3- pre-inoculated with SiC and treated with reduced FeSiMg (1.6% / 4.0 lb.) additions;
4- pre-inoculated with SiC and treated with reduced FeSiMg (1.4% / 3.5 lb.) additions.
In fact, when iron was pre-inoculated with SiC, magnesium recovery was 61.7%, and 55.3% when iron was pre-inoculated
with FeSi75 with the same amount of FeSiMg-masteralloy.
Castability Evaluation. The average results of castability in thin wall ductile iron using FeSi75 and SiC, and treated with
standard and reduced additions of FeSiMg-master alloy, are shown in Figure 6. As can be seen, experimental ductile iron
plates with 0.059" (1.5mm), 0.079" (2mm), and 0.118" (3mm) thickness were completely filled in all tests. Thereby the main
emphasis of this evaluation was to evaluate castability of 0.039" (1mm) plates. Better castability was found in those heats
using SiC with both reduced FeSiMg-masteralloy additions 1.6% (4.0 lb.) and 1.4% (3.5 lb.), and also in heats using FeSi75
with standard FeSiMg-masteralloy additions 1.8% (4.5lb.). Lower castability was found in the heats using SiC pre-inoculant

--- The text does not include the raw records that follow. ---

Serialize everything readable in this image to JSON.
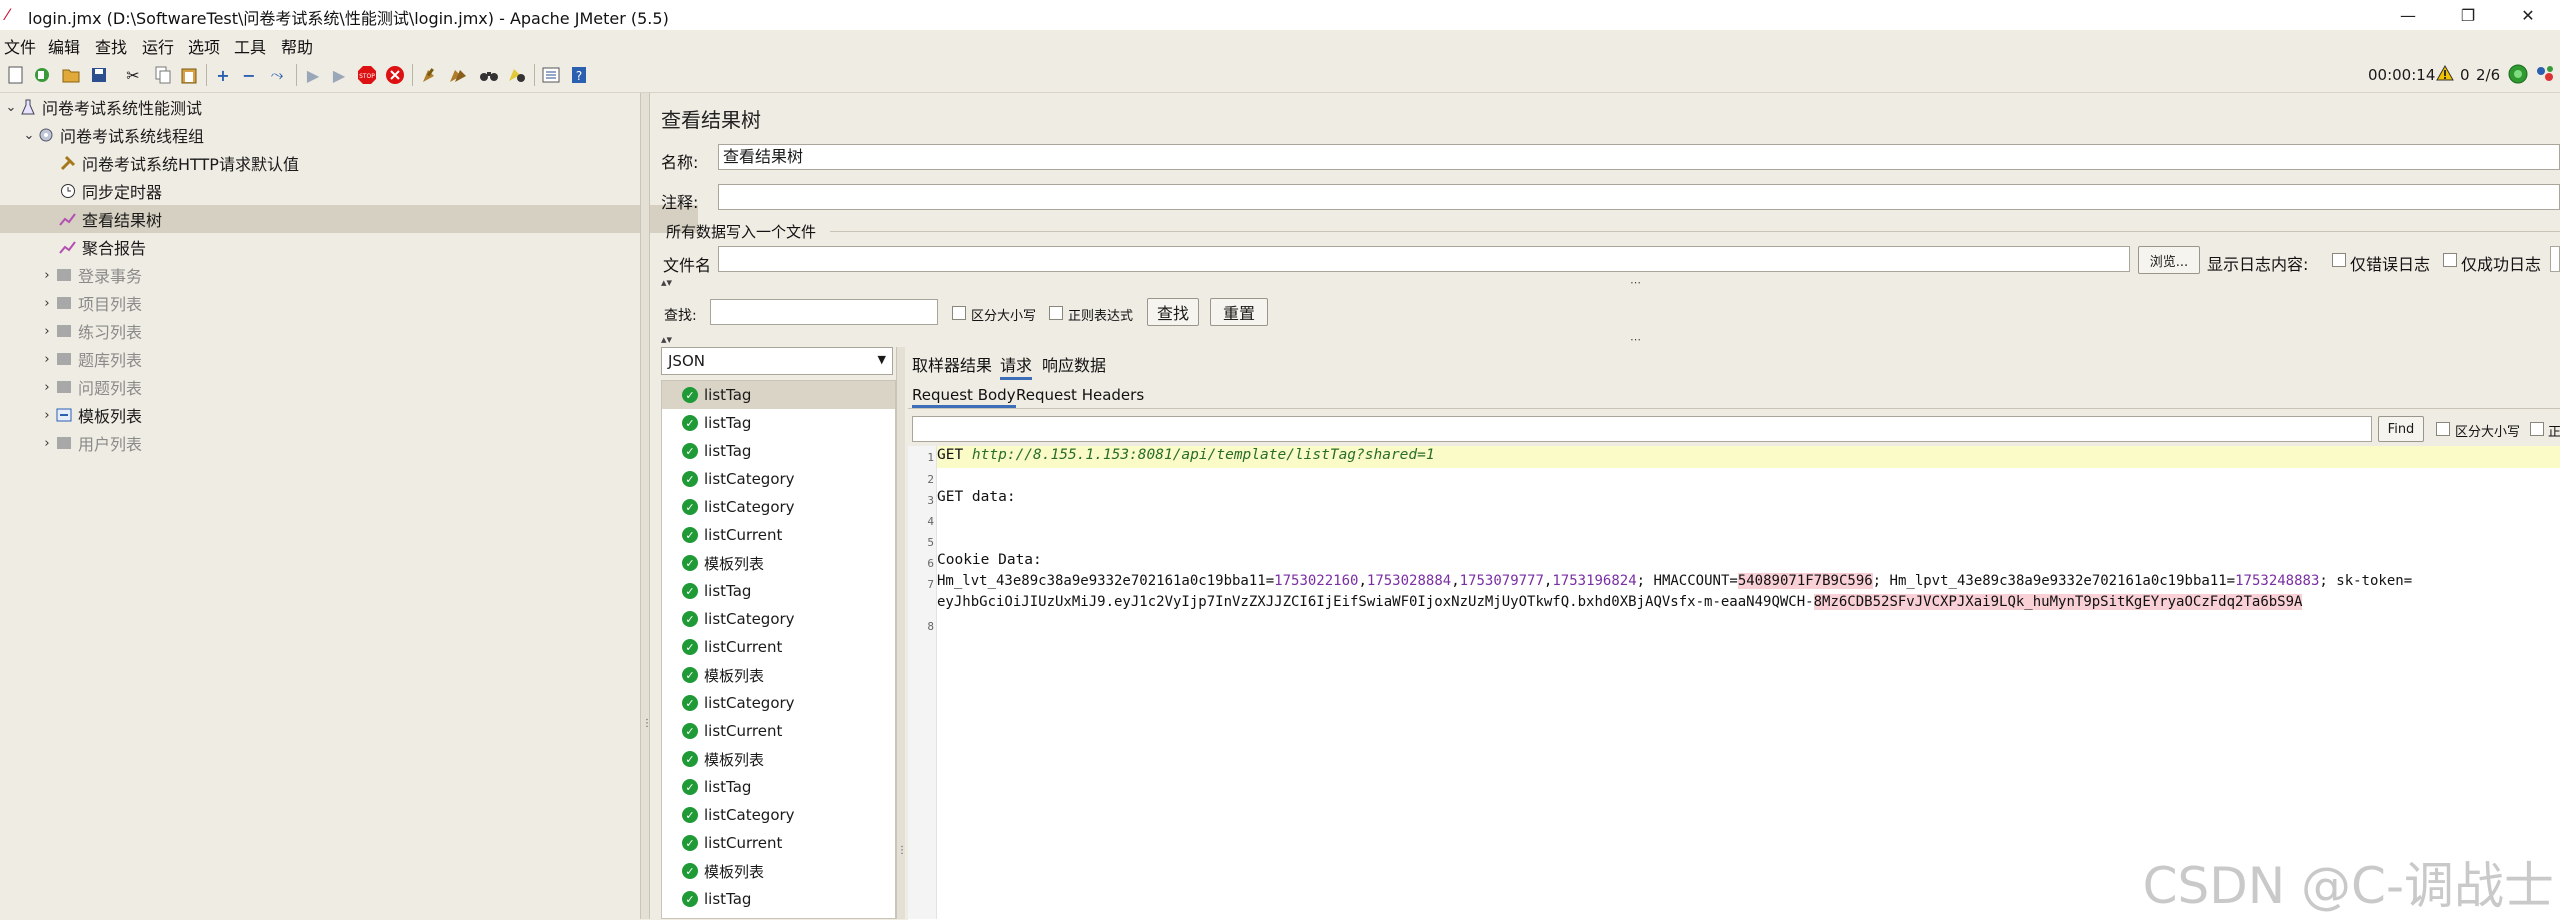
{
  "window": {
    "title": "login.jmx (D:\\SoftwareTest\\问卷考试系统\\性能测试\\login.jmx) - Apache JMeter (5.5)",
    "minimize": "—",
    "maximize": "❐",
    "close": "✕"
  },
  "menu": [
    "文件",
    "编辑",
    "查找",
    "运行",
    "选项",
    "工具",
    "帮助"
  ],
  "status": {
    "timer": "00:00:14",
    "warnings": "0",
    "threads": "2/6"
  },
  "tree": [
    {
      "label": "问卷考试系统性能测试",
      "enabled": true
    },
    {
      "label": "问卷考试系统线程组",
      "enabled": true
    },
    {
      "label": "问卷考试系统HTTP请求默认值",
      "enabled": true
    },
    {
      "label": "同步定时器",
      "enabled": true
    },
    {
      "label": "查看结果树",
      "enabled": true
    },
    {
      "label": "聚合报告",
      "enabled": true
    },
    {
      "label": "登录事务",
      "enabled": false
    },
    {
      "label": "项目列表",
      "enabled": false
    },
    {
      "label": "练习列表",
      "enabled": false
    },
    {
      "label": "题库列表",
      "enabled": false
    },
    {
      "label": "问题列表",
      "enabled": false
    },
    {
      "label": "模板列表",
      "enabled": true
    },
    {
      "label": "用户列表",
      "enabled": false
    }
  ],
  "panel": {
    "title": "查看结果树",
    "name_label": "名称:",
    "name_value": "查看结果树",
    "comment_label": "注释:",
    "file_section": "所有数据写入一个文件",
    "filename_label": "文件名",
    "browse": "浏览...",
    "log_content_label": "显示日志内容:",
    "errors_only": "仅错误日志",
    "success_only": "仅成功日志",
    "search_label": "查找:",
    "case_sensitive": "区分大小写",
    "regex": "正则表达式",
    "find_btn": "查找",
    "reset_btn": "重置"
  },
  "renderer": "JSON",
  "results": [
    "listTag",
    "listTag",
    "listTag",
    "listCategory",
    "listCategory",
    "listCurrent",
    "模板列表",
    "listTag",
    "listCategory",
    "listCurrent",
    "模板列表",
    "listCategory",
    "listCurrent",
    "模板列表",
    "listTag",
    "listCategory",
    "listCurrent",
    "模板列表",
    "listTag"
  ],
  "tabs": [
    "取样器结果",
    "请求",
    "响应数据"
  ],
  "subtabs": [
    "Request Body",
    "Request Headers"
  ],
  "editor_find": {
    "button": "Find",
    "case": "区分大小写",
    "more": "正"
  },
  "code": {
    "line_numbers": [
      "1",
      "2",
      "3",
      "4",
      "5",
      "6",
      "7",
      "",
      "8"
    ],
    "l1_method": "GET ",
    "l1_url": "http://8.155.1.153:8081/api/template/listTag?shared=1",
    "l3": "GET data:",
    "l6": "Cookie Data:",
    "l7_a": "Hm_lvt_43e89c38a9e9332e702161a0c19bba11=",
    "l7_n1": "1753022160",
    "l7_c1": ",",
    "l7_n2": "1753028884",
    "l7_c2": ",",
    "l7_n3": "1753079777",
    "l7_c3": ",",
    "l7_n4": "1753196824",
    "l7_b": "; HMACCOUNT=",
    "l7_h1": "54089071F7B9C596",
    "l7_c": "; Hm_lpvt_43e89c38a9e9332e702161a0c19bba11=",
    "l7_n5": "1753248883",
    "l7_d": "; sk-token=",
    "l7w_a": "eyJhbGciOiJIUzUxMiJ9.eyJ1c2VyIjp7InVzZXJJZCI6IjEifSwiaWF0IjoxNzUzMjUyOTkwfQ.bxhd0XBjAQVsfx-m-eaaN49QWCH-",
    "l7w_h": "8Mz6CDB52SFvJVCXPJXai9LQk_huMynT9pSitKgEYryaOCzFdq2Ta6bS9A"
  },
  "watermark": "CSDN @C-调战士"
}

with the standard additions of FeSiMg-masteralloy 1.8% (residual magnesium content was 0.039%).
Chill Tendency Evaluation. The average results of the chill depth in fracture of thin wall ductile iron plates, pre-inoculated
with FeSi75 and SiC, and treated with standard and reduced additions of FeSiMg-masteralloy are shown in Figure 7. It was
found that all 1mm plates had white fracture, which was evidence of complete chill, regardless of materials used in the
furnace, final chemistries, pouring temperatures, or amount of FeSiMg-masteralloy additions used. Similar to the castability
results, the chill depth in 1.5-mm plates (varied from 52% to 76%), 2-mm plates (varied from 40% to 48%), and 3-mm plates
(varied from 20% to 32%), was the lowest when SiC was added in the furnace with lower 1.6%, or 1.4% FeSiMg additions,
or when FeSi75 was used with the standard FeSiMg additions. Those heats, where SiC used in the furnace with the standard
1.8 % (4.5 lb.) additions of FeSiMg-masteralloy, resulted in higher residual magnesium, tended to also have higher
concentration of iron carbides: chill depth was subsequently in 1.5-mm plates-76%, in 2-mm plates-52%,